(Date:12/2/2016)... ... ... The annual time frame to change Medicare health and prescription drug coverage, known ... Medicare beneficiaries who are looking to switch from their current plan to a Medicare ... during this period order for their new policy to go into effect in 2017. ...
(Date:12/2/2016)... ... December 02, 2016 , ... With the number of pain management programs available ... must find the one that works for them. When an inventor from Suisun City, ... worked and decided to share it with others. , He developed a prototype for ...
(Date:12/2/2016)... ... December 02, 2016 , ... Dr. Raffi Hovsepian, a leading ... the 2016 “Guide to America’s Top Plastic Surgeons” for seven consecutive years. The ... education, experience, and professional associations. , One the most frequently honored surgeons ...
(Date:12/2/2016)... ... December 02, 2016 , ... Mediaplanet is proud to announce ... covers the innovative treatments, therapeutic technologies, and revolutionized nutrition that are helping patients ... life 6 years in the last 3 decades,” says Dr. Valentine Fuster, a ...
Breaking Medicine News(10 mins):

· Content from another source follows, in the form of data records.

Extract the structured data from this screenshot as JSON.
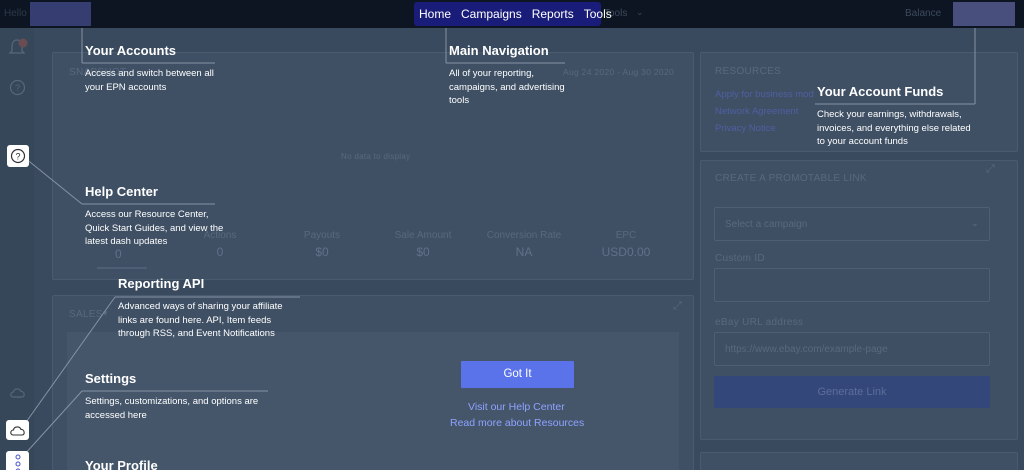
{
  "topbar": {
    "left_text": "Hello",
    "balance_label": "Balance",
    "ghost_tools": "Tools"
  },
  "nav": {
    "items": [
      {
        "label": "Home"
      },
      {
        "label": "Campaigns"
      },
      {
        "label": "Reports"
      },
      {
        "label": "Tools"
      }
    ]
  },
  "dashboard": {
    "snapshot": {
      "title": "SNAPSHOT",
      "date_range": "Aug 24 2020 - Aug 30 2020",
      "empty": "No data to display",
      "stats": [
        {
          "label": "Actions",
          "value": "0"
        },
        {
          "label": "Payouts",
          "value": "$0"
        },
        {
          "label": "Sale Amount",
          "value": "$0"
        },
        {
          "label": "Conversion Rate",
          "value": "NA"
        },
        {
          "label": "EPC",
          "value": "USD0.00"
        }
      ],
      "first_value": "0"
    },
    "sales": {
      "title": "SALES"
    },
    "resources": {
      "title": "RESOURCES",
      "links": [
        "Apply for business mod",
        "Network Agreement",
        "Privacy Notice"
      ]
    },
    "promo": {
      "title": "CREATE A PROMOTABLE LINK",
      "select_placeholder": "Select a campaign",
      "custom_id_label": "Custom ID",
      "url_label": "eBay URL address",
      "url_placeholder": "https://www.ebay.com/example-page",
      "generate": "Generate Link"
    }
  },
  "tips": {
    "accounts": {
      "title": "Your Accounts",
      "desc": "Access and switch between all your EPN accounts"
    },
    "navigation": {
      "title": "Main Navigation",
      "desc": "All of your reporting, campaigns, and advertising tools"
    },
    "funds": {
      "title": "Your Account Funds",
      "desc": "Check your earnings, withdrawals, invoices, and everything else related to your account funds"
    },
    "help": {
      "title": "Help Center",
      "desc": "Access our Resource Center, Quick Start Guides, and view the latest dash updates"
    },
    "api": {
      "title": "Reporting API",
      "desc": "Advanced ways of sharing your affiliate links are found here. API, Item feeds through RSS, and Event Notifications"
    },
    "settings": {
      "title": "Settings",
      "desc": "Settings, customizations, and options are accessed here"
    },
    "profile": {
      "title": "Your Profile"
    }
  },
  "actions": {
    "got_it": "Got It",
    "help_link": "Visit our Help Center",
    "resources_link": "Read more about Resources"
  },
  "colors": {
    "accent": "#5b73ea",
    "nav_highlight": "#1a1c7a",
    "link": "#8ea2ff"
  }
}
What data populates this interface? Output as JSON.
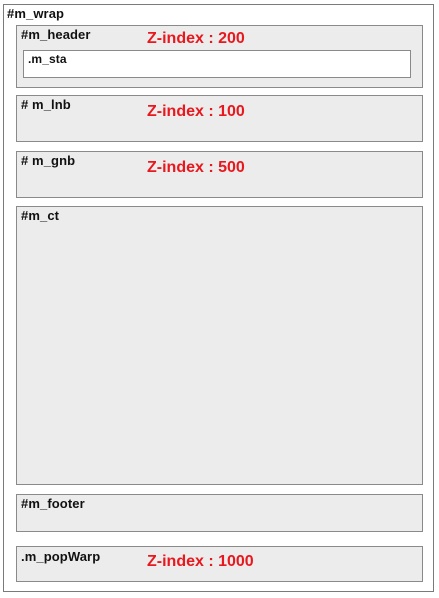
{
  "wrap": {
    "label": "#m_wrap"
  },
  "header": {
    "label": "#m_header",
    "zindex": "Z-index : 200",
    "sta": {
      "label": ".m_sta"
    }
  },
  "lnb": {
    "label": "# m_lnb",
    "zindex": "Z-index : 100"
  },
  "gnb": {
    "label": "# m_gnb",
    "zindex": "Z-index : 500"
  },
  "ct": {
    "label": "#m_ct"
  },
  "footer": {
    "label": "#m_footer"
  },
  "popwarp": {
    "label": ".m_popWarp",
    "zindex": "Z-index : 1000"
  },
  "colors": {
    "zindex_text": "#e8181e",
    "box_fill": "#ececec",
    "border": "#8a8a8a"
  }
}
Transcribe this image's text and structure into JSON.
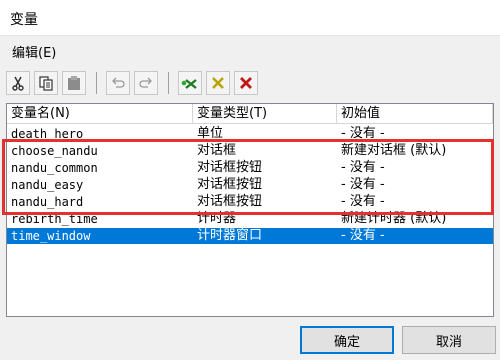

(Date:12/2/2016)... MONMOUTH JUNCTION, N.J. , Dec. 2, 2016 /PRNewswire/ ... critical care immunotherapy leader commercializing its European Union approved ... in critically-ill and cardiac surgery patients worldwide, announced that ... present at the 9th Annual LD Micro Main ... 8 th , 2016 at the Luxe Sunset Boulevard ...
(Date:12/2/2016)... LYME, Conn. , Dec. 1, 2016  Today, ... has announced the honor of being selected as winners ... include: Simpson Healthcare Executives Website at the PLATINUM level, ... Conversations Training Module at the GOLD Level, and our ... At Simpson Healthcare Executives, we are excited ...
(Date:12/2/2016)... YORK , December 2, 2016 ... of its past losses following Trump,s victory early in ... potential, and fund managers are now predicting an uptick ... at four equities to see how they have fared ... CLDX ), Amicus Therapeutics Inc. (NASDAQ: ...
Breaking Medicine Technology: